Material for the task -
------

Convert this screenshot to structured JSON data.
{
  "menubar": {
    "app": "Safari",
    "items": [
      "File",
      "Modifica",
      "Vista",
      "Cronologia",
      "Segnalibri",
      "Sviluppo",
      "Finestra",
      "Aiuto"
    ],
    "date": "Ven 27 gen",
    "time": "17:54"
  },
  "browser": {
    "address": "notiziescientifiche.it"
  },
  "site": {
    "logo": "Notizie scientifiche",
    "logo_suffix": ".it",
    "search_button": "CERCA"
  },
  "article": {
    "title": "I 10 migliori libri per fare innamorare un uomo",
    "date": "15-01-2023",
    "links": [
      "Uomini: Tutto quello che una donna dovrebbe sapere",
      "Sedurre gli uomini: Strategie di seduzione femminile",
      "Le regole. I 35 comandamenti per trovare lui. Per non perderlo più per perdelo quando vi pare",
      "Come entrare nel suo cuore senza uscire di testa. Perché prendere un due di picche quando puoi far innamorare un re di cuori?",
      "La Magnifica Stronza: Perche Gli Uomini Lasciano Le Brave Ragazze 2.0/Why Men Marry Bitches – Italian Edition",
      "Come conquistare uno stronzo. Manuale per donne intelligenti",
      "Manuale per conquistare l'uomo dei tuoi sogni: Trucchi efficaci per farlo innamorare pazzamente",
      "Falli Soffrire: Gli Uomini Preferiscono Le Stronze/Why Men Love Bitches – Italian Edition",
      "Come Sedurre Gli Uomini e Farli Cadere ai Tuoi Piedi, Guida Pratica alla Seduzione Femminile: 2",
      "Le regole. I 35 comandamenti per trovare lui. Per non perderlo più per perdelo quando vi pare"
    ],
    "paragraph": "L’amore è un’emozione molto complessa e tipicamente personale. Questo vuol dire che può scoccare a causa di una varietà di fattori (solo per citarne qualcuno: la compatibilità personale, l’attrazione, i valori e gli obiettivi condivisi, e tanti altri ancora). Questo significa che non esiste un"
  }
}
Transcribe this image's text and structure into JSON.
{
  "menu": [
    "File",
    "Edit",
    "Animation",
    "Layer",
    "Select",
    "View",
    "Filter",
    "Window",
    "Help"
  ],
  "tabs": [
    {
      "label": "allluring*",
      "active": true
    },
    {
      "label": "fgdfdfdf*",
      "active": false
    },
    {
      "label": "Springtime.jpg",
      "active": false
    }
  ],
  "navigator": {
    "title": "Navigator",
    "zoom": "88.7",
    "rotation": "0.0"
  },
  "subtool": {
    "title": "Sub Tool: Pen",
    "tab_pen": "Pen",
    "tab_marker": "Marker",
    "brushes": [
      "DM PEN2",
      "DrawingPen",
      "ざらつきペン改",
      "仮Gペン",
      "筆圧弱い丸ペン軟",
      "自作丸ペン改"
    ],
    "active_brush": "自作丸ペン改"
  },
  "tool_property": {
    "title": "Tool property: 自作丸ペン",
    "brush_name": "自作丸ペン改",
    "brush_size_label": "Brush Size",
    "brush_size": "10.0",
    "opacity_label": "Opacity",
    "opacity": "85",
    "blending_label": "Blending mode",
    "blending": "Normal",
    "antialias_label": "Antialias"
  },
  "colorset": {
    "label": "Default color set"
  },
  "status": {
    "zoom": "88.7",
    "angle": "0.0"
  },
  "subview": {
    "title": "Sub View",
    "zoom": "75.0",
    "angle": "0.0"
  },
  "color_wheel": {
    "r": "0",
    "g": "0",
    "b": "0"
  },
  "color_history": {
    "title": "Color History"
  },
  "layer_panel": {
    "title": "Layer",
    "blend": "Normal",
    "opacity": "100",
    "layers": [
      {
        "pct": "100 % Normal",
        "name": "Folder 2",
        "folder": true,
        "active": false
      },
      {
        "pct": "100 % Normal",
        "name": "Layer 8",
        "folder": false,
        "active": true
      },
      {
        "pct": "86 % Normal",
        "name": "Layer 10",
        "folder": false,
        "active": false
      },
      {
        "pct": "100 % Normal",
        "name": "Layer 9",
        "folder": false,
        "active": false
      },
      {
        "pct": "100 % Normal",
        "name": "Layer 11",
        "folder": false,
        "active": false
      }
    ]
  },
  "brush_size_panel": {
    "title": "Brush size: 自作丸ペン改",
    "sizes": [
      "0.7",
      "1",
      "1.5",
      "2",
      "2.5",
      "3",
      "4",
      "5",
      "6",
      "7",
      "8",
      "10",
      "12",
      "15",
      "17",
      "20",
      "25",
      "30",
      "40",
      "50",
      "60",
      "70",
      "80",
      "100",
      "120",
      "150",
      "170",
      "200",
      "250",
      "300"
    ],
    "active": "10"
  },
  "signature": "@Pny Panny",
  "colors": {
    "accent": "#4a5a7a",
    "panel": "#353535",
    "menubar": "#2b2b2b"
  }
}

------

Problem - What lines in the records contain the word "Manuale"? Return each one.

Written solution -
      "Come conquistare uno stronzo. Manuale per donne intelligenti",
      "Manuale per conquistare l'uomo dei tuoi sogni: Trucchi efficaci per farlo innamorare pazzamente",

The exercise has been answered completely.